Hundreds of millions of people around the world suffer from visual impairment. A new program from Microsoft utilizes machine learning techniques and artificial intelligence to help diagnose and treat the condition, according to a report from Mashable.
Earlier this year, Microsoft teamed with the not-for-profit LV Prasad Eye Institute (LVPEI) in India, which provided the computing giant with access to more than one million anonymized medical records. Those records were tossed into Microsoft’s cloud-based machine learning program and processed.
The data gave Microsoft the ability to look through and analyze a wide range of procedures, providing a better understanding as to why a certain operation is chosen and the results of different surgeries for the eye patients.
Using its Azure machine learning program and Power BI service, Microsoft was able to use the data to help doctors make decisions. The company was able to relay to a doctor how much time a patient has until its visual degrades further. It was also able to predict how successful a given procedure might be.
While Microsoft hasn’t officially said just how success the program has been, it appears confident enough in the initiative to take it on the road.
The computing company is doubling up its efforts, launching programs at the Bascom Palmer Eye Institute at the University of Miami, Flaum Eye Institute at the University of Rochester, Federal University of Sao Paulo in Brazil, and the Brien Holden Vision Institute in Australia.
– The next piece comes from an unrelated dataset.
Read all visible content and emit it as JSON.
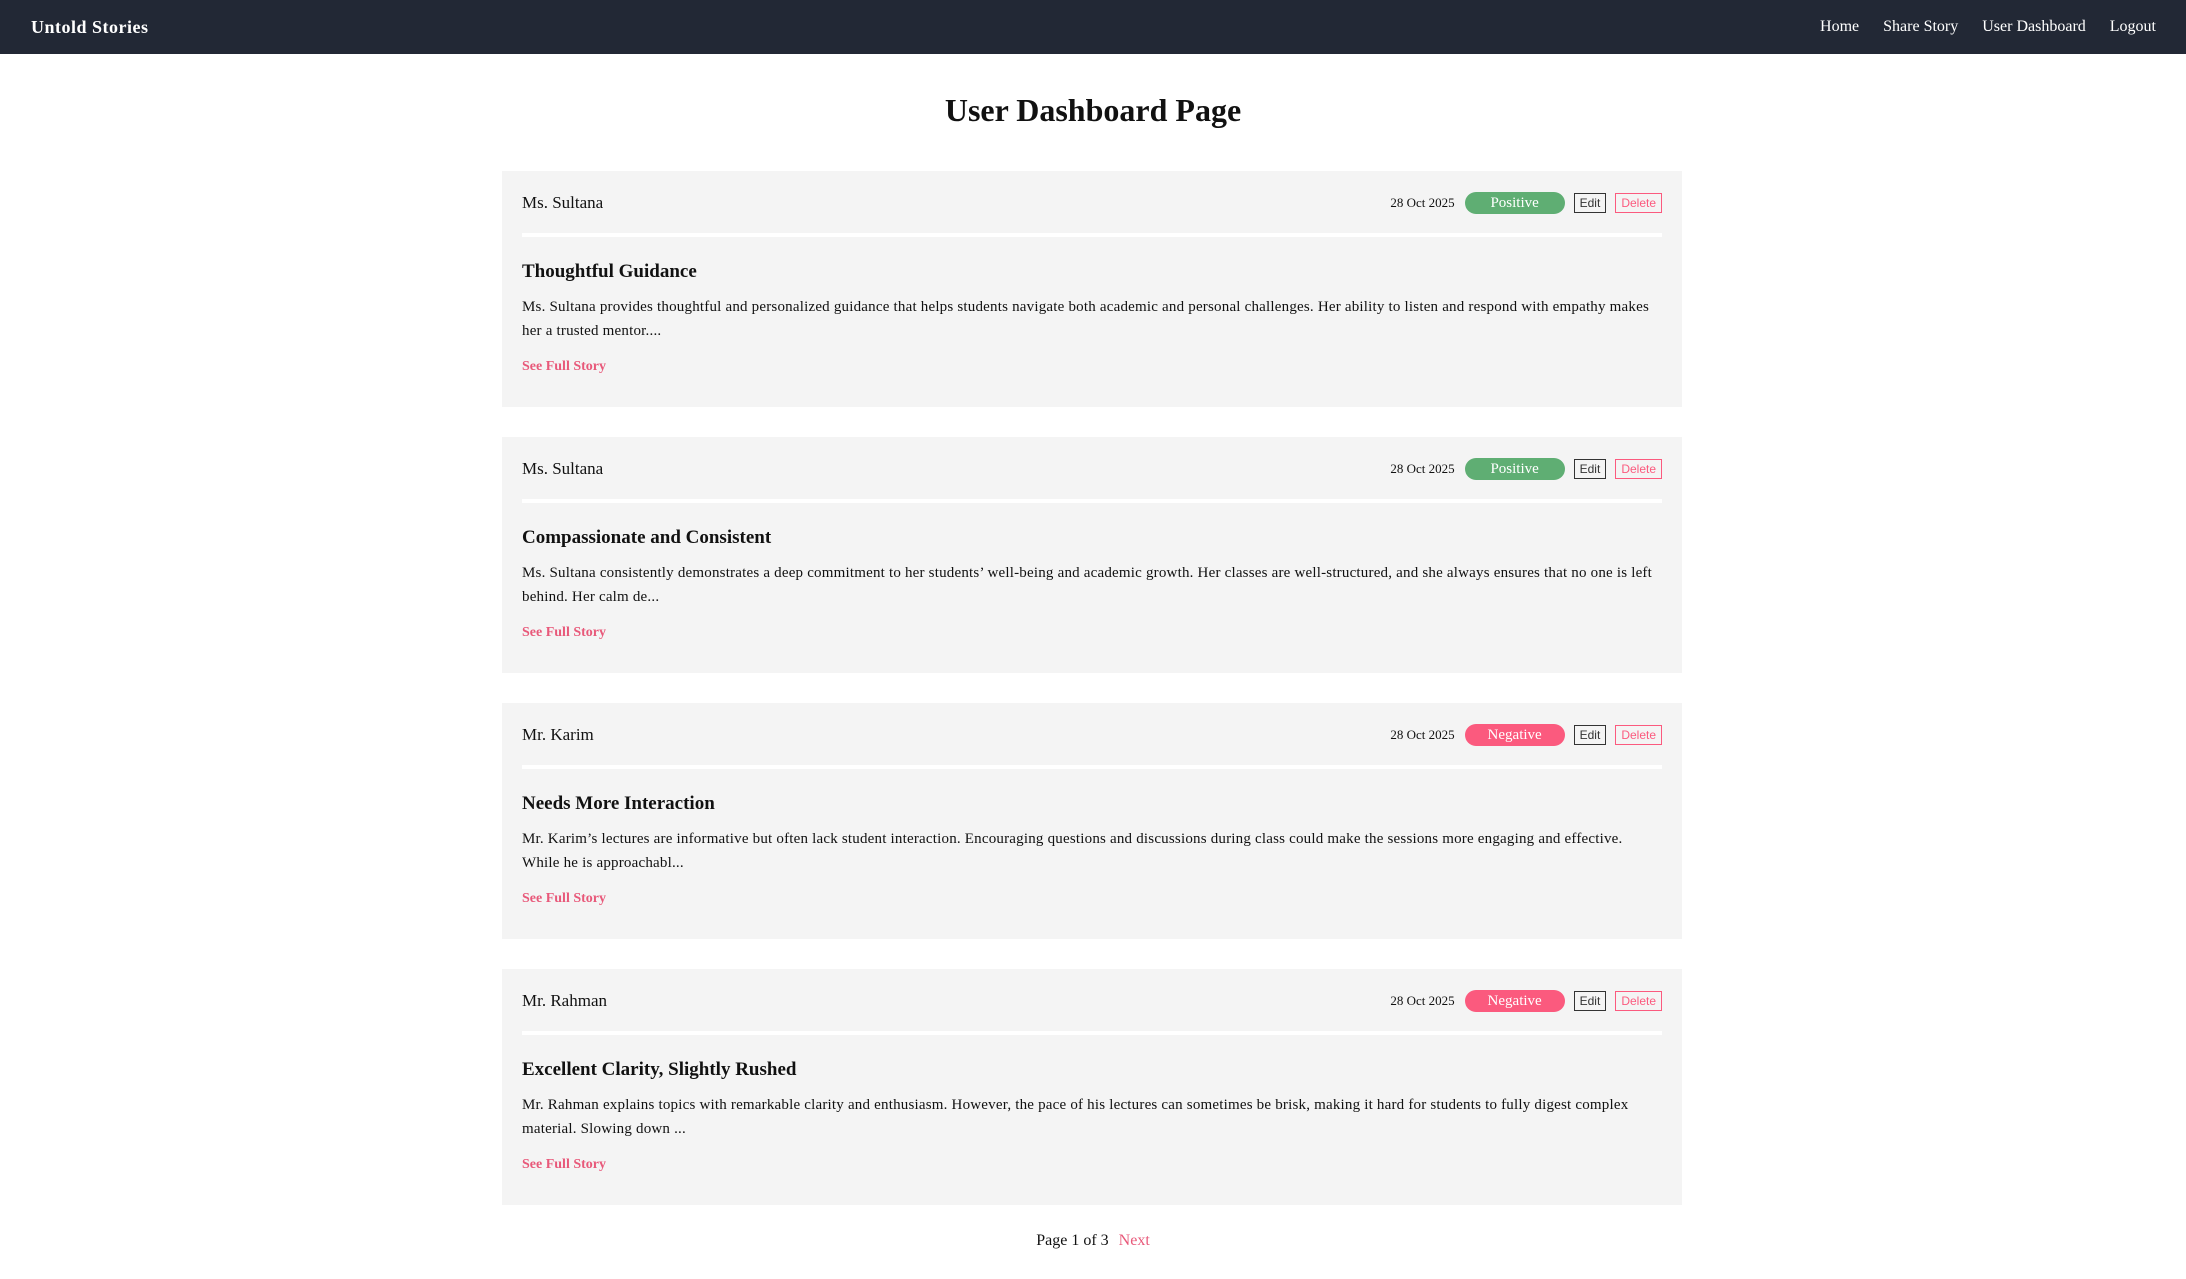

The partnerships will be extensions of the original collaboration with the LVPEI in India, with the institutes providing Microsoft with considerable swaths of data to process. Those sets of information, coming from unique geographic areas, will help Microsoft fine-tune its machine learning algorithms to create a more accurate predictive model.
The success of a program like Microsoft’s could be vital to improving the health of people around the globe. According to the World Health Organization (WHO), about 285 million people are visually impaired, including 39 million who are blind. Eighty percent of visual impairments can be treated, WHO estimates.
Microsoft isn’t alone if its efforts to improve health outcomes through artificial intelligence. IBM’s popular Watson program has also been tapped to help diagnose and treat patients. The platform launched in six hospitals in India last year to provide physicians with its insight.